In English, many things are named after a particular country – but have you ever wondered what those things are called in those countries?
- Word combination often leads to strings of adjectives and attributive nouns, a style that began in Time magazine in the 1920s, with the aim of providing impact and ‘colour’.
- When we use the expression a London Fog raincoat, we use London Fog as an attributive modifier of the noun raincoat.
- In his introduction to the book, the 6th word is an attributive adjective.
- ‘Fast’ and ‘big’ are what Geach has called attributive adjectives; ‘brown’ is called a predicative adjective.
English has borrowed many of the following foreign expressions of parting, so you’ve probably encountered some of these ways to say goodbye in other languages.
Many words formed by the addition of the suffix –ster are now obsolete - which ones are due a resurgence?

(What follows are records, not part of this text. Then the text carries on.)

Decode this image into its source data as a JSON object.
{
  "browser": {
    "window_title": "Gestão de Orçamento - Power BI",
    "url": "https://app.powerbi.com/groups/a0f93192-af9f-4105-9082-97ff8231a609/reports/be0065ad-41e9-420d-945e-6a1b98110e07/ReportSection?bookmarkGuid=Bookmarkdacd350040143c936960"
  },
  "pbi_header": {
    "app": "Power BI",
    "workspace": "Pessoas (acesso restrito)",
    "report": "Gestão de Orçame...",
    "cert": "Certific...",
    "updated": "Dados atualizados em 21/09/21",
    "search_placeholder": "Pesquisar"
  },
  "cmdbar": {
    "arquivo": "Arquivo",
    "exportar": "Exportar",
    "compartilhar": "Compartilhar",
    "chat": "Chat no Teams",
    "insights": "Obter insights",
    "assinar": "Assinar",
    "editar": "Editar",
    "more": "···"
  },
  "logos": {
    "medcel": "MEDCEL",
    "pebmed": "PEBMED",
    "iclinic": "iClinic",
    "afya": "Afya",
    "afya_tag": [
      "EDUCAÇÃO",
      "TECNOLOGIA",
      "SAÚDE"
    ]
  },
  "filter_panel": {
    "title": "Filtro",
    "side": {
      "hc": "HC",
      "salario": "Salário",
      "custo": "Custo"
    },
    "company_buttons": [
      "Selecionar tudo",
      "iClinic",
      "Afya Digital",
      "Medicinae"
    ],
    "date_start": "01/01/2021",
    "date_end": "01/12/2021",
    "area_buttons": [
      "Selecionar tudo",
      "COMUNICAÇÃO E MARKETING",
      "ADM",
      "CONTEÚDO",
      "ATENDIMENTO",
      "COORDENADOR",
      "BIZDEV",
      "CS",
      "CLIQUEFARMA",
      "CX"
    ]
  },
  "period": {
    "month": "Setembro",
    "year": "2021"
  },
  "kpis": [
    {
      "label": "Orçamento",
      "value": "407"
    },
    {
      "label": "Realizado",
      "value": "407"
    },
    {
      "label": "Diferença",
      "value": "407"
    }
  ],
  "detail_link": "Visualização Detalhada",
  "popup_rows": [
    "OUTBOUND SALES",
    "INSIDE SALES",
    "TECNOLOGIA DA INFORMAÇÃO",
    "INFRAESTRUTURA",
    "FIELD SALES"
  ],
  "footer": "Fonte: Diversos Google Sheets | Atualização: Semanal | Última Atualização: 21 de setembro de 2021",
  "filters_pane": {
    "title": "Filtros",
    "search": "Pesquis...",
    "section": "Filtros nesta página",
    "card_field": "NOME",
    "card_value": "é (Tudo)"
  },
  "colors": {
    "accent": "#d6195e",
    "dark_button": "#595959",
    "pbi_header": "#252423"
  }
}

As their breed names often attest, dogs are a truly international bunch. Let’s take a look at 12 different dog breed names and their backstories.